If you’re not familiar with using a round nose pliers, I suggest you practice this next step with a small piece of 20 gauge wire.
A couple things to know:
– The size of your twist/curl/swirl/loop depends on where you clamp your wire in the round nose pliers since it has graduated arms. If you go closer to the tip, you will get smaller loops. If you go closer to the handles, you will get larger loops.
– To ensure a perfectly round loop, always place your wire flush to the pliers. You should be able to rub your finger on top of the closed arms and not feel the wire poking out.
– Before you twist your wire, twist your hand as much as you can either away from or toward you. Away from you if you want to make your loop toward you and vise versa. If you start with your hand inline with your arm, you won’t have enough range to make a full loop.
Ok, now practice, and I’ll meet you at the next step!
Now that you’re a pro with a round nose pliers, let’s finish the ring. Yay! Make loops on both tails of your ring using the skills you learned in the previous step. They should curl toward the bead(s). Refer to the first picture.
It should look something like this. We are going to curl in those loops.
Take your needle nose pliers, and gently grab your loop as shown above. Now turn it in towards itself. Regrip as much as you need. Just be gentle to avoid tool marks.
Put it back on your mandrel to round it out in case you squished it making your awesome curls.
Hey, guess what?! You’re done! Now show it off….
My bead happens to look good flipped up or down.
Let me see your rings!
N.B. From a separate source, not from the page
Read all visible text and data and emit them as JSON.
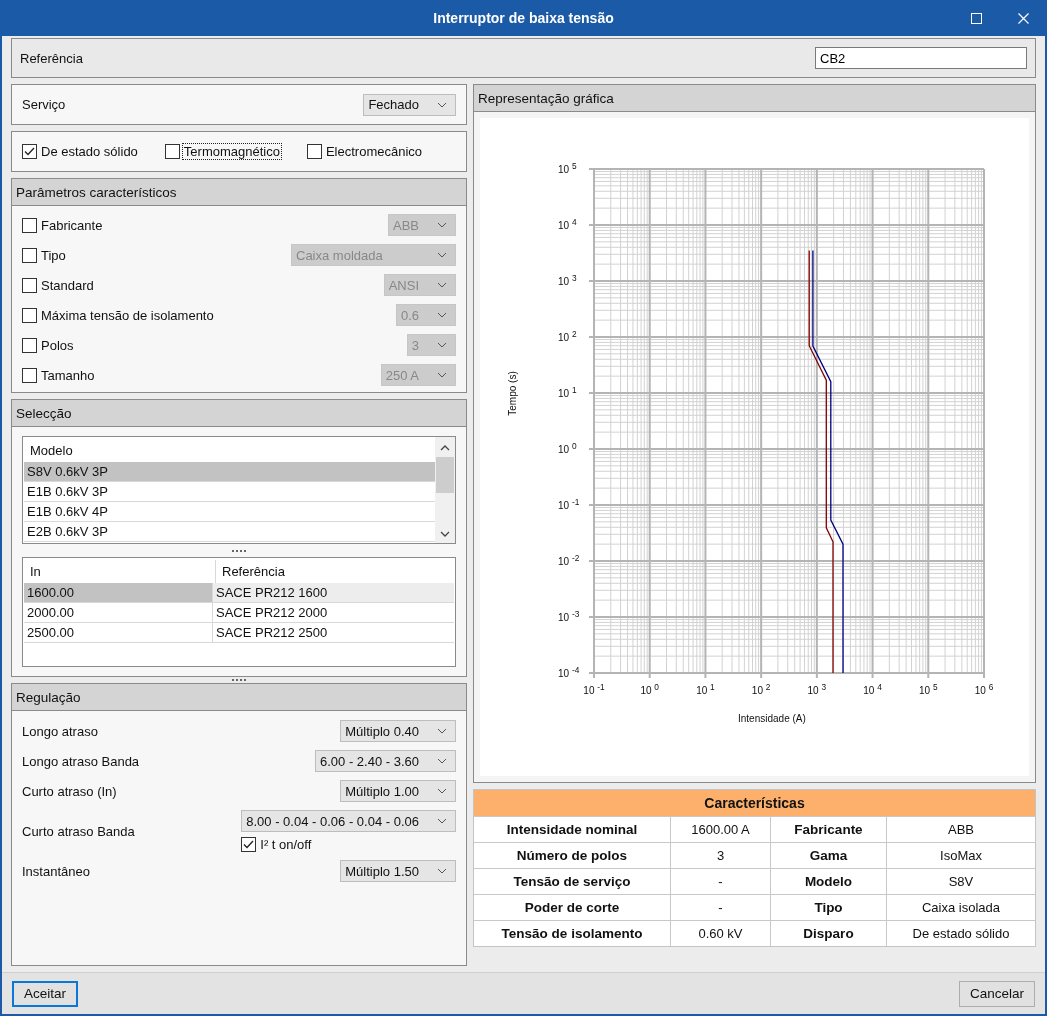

Comment below with a link to your picture.
Remember, if you post about this project, please be sure to give me credit and link back to me or grab a button from the sidebar. Thanks!